Do you find that you can’t sleep at all, that your nights are long and filled with thoughts of hopelessness and dread?
Or do you find yourself sleeping too much? Is the only relief that you get from your depression through sleep?
Changes in eating and sleeping patterns can indicate depression. When depression goes untreated we often self-medicate with food, often to one extreme or another. Which is not healthy and can make the depression worse.
Or course, eating and sleeping well is an important part of dealing with depression. And failing to do so only makes the feelings of hopelessness and despair worse.
If you are feeling depressed all the time then it’s time to get treated.
Untreated depression only gets worse.
Unfortunately, we hate to admit to being depressed because our loved ones, and society as a whole, tend to stigmatize those with depression.
So, ask yourself if you have any of the symptoms above. Are you listless and full of hopelessness? Is the joy in your life gone? Are you impatient and irritable and have your sleep patterns changed?
If you any of these are true, seek professional help immediately. Call your primary care provider and tell her exactly how you have been feeling, using this article as a reference if you like.
Treating depression is easy. Living with it is not.
Are you feeling depressed and wondering if it’s time to get help?
Let me help you NOW before the depression becomes too much to handle.
Email me at email@example.com and let’s get started!
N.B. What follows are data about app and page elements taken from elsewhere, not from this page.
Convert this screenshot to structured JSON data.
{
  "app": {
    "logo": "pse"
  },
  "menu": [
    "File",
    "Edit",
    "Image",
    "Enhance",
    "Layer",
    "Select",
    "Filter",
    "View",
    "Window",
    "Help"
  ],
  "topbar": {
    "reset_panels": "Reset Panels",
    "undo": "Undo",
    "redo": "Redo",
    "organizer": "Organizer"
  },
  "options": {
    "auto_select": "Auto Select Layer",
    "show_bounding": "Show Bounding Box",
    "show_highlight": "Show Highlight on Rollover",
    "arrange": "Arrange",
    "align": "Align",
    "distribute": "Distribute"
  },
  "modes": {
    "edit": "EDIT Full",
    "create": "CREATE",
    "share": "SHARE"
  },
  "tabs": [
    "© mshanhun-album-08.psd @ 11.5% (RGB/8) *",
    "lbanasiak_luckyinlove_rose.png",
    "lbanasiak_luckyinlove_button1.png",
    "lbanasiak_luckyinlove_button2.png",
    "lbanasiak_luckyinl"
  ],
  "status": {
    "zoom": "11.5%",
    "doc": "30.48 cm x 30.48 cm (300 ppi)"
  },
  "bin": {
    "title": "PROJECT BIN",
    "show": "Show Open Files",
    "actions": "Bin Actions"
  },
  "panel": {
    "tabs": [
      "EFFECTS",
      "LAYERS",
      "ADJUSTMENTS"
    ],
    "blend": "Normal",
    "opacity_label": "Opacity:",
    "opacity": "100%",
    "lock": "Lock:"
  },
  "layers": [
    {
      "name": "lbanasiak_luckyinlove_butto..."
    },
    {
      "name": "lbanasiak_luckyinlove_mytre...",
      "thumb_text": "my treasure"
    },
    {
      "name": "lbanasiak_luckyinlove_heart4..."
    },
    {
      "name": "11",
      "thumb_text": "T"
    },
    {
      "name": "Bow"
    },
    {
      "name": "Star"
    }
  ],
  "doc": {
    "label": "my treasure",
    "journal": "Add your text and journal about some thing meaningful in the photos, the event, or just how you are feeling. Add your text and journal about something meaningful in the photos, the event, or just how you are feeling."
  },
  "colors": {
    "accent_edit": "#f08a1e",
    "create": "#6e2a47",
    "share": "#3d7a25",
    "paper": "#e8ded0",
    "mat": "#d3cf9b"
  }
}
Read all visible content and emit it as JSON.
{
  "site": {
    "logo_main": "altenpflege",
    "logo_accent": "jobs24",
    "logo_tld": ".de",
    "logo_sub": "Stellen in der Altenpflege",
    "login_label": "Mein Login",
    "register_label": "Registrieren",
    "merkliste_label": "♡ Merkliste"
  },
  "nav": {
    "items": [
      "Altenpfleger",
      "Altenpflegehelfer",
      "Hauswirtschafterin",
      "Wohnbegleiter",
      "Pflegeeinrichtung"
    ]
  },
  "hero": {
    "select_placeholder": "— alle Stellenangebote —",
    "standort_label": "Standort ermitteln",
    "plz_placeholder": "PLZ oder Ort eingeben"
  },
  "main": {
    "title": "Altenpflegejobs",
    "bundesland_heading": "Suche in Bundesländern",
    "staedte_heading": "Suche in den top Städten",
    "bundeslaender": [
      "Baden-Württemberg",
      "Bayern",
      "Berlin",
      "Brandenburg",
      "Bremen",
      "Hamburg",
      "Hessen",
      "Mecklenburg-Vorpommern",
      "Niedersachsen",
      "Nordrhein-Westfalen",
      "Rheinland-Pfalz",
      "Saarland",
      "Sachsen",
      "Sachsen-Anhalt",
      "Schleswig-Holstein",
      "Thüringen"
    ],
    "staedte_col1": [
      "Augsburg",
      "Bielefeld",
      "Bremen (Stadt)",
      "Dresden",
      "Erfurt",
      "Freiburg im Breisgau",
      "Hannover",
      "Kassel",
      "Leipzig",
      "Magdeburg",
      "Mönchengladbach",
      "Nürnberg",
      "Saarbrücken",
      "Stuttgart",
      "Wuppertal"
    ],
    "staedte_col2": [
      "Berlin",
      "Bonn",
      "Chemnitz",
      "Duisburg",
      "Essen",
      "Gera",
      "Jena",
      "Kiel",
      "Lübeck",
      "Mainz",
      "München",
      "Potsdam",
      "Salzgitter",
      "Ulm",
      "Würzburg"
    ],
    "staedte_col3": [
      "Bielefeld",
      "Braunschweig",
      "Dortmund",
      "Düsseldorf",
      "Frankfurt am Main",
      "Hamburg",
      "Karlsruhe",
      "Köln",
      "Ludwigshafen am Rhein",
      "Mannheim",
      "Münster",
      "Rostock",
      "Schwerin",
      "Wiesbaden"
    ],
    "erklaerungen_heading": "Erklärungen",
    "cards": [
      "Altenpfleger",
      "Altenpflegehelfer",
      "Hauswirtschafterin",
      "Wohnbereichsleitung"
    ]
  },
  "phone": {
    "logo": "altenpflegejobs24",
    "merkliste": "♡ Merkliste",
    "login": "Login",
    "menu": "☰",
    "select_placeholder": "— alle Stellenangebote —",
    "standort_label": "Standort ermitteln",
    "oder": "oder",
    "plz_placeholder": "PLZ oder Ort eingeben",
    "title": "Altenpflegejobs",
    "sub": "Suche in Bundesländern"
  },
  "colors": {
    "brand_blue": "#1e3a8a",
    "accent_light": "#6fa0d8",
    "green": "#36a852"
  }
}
I am a NYC based Certified Life Coach and mental health advocate. My writing has been published on The Huffington Post, Prevention, Psych Central, Pop Sugar, MSN and The Good Man Project, among others. I work with all kinds of people to help them go from depressed and overwhelmed to confident and happy in their relationships and in their world.